The defense of consent operates as a bar to recovery for the intentional infliction of harmful or offensive touchings of the victim. Consent may be express or implied; if implied, it must be determined on the basis of reasonable appearances. When a person voluntarily participates in an altercation, he may not recover for the injuries which he incurs, unless force in excess of that necessary is used and its use is not reasonably anticipated. The use of unnecessary and unanticipated force vitiates the consent.
The parents' minor son injured his eye during a fistfight with the insureds' minor son. The parents brought suit against the insureds and the insurer to recover medical expenses. The trial court dismissed the suit, finding that the parents' son consented to the fight and was not entitled to recover his medical expenses.
Should the insureds and insurer be liable for the injuries sustained in a voluntary fistfight?
The court affirmed the judgment dismissing the parents' suit for injuries their minor son sustained in a fistfight.
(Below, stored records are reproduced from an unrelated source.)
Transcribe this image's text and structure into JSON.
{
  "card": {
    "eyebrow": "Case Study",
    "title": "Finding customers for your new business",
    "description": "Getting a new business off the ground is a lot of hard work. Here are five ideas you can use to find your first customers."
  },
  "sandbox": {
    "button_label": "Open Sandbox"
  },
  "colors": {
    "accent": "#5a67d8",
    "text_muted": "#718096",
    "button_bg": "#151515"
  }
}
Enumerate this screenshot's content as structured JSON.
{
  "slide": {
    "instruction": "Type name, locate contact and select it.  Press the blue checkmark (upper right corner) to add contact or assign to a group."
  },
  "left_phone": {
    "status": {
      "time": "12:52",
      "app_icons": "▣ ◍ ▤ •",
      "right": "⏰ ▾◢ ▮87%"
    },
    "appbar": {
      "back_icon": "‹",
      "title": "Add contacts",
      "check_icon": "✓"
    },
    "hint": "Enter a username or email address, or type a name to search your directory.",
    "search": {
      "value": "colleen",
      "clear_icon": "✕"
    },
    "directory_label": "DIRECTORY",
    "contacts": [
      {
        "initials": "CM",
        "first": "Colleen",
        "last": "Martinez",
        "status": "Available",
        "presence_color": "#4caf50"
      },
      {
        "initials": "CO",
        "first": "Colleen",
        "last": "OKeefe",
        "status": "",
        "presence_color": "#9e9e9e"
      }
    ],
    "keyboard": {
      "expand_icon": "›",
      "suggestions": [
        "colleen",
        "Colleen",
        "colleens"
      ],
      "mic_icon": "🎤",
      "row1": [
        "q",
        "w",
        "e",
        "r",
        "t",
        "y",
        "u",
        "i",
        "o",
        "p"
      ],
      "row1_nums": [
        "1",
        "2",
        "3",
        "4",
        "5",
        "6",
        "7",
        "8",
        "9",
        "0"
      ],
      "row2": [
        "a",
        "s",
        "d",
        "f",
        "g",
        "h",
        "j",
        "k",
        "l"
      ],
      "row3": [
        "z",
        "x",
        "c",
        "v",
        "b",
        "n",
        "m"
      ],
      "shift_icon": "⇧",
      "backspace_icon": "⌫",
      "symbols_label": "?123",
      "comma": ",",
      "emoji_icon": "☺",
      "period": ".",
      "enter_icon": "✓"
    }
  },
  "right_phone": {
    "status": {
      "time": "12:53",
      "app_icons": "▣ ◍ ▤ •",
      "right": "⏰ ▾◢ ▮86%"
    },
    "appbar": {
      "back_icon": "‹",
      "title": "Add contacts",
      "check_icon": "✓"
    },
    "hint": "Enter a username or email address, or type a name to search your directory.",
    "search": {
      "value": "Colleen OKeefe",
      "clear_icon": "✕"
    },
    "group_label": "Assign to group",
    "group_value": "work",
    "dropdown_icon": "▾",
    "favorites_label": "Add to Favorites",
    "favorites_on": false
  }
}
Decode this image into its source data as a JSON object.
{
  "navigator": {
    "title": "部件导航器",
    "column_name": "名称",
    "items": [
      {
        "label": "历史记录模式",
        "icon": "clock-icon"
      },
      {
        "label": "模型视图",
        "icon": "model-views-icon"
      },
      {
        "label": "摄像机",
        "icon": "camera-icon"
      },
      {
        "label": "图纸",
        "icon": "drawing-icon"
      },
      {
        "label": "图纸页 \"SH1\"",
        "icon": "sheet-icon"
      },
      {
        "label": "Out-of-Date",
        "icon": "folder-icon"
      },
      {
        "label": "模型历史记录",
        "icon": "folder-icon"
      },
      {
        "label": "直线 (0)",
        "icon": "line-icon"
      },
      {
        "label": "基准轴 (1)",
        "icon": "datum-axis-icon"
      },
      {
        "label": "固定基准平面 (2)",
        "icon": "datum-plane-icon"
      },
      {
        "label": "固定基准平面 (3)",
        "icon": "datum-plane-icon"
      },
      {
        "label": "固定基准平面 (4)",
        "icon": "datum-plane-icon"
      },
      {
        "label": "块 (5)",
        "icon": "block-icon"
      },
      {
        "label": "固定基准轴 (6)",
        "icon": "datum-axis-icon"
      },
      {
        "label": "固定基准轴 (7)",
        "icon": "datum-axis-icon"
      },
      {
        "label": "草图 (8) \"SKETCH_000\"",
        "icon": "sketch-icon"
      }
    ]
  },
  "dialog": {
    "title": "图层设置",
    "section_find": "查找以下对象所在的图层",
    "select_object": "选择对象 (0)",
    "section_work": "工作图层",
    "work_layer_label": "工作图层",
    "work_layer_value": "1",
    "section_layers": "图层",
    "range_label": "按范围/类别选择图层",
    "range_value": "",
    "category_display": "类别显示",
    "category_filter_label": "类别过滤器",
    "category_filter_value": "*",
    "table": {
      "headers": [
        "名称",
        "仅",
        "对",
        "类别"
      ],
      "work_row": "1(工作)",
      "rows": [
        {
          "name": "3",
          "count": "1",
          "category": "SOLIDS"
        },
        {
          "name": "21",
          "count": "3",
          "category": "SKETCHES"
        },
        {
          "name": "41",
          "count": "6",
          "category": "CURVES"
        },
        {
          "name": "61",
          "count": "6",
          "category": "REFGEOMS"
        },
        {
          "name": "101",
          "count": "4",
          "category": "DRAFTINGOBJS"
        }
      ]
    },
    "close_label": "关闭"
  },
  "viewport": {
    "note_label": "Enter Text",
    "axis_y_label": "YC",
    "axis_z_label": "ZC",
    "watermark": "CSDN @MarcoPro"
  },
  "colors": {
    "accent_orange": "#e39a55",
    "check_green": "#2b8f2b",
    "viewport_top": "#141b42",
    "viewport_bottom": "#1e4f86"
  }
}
The court held that the defense of consent operated as a bar to recovery for the intentional infliction of harmful or offensive touching of the victim. Consent could be expressed or implied and, if implied, it had to be determined on the basis of reasonable appearances. When a person voluntarily participated in an altercation, he could not recover for the injuries that he incurred, unless force in excess of that necessary was used and its use was not reasonably anticipated. The evidence showed that the parents' minor son left the safety of his home to meet the insureds' son to fight. Both boys exchanged blows and neither used a weapon. The fact that the insureds' son threw the first punch did not vitiate the parents' minor son's consent to the fight.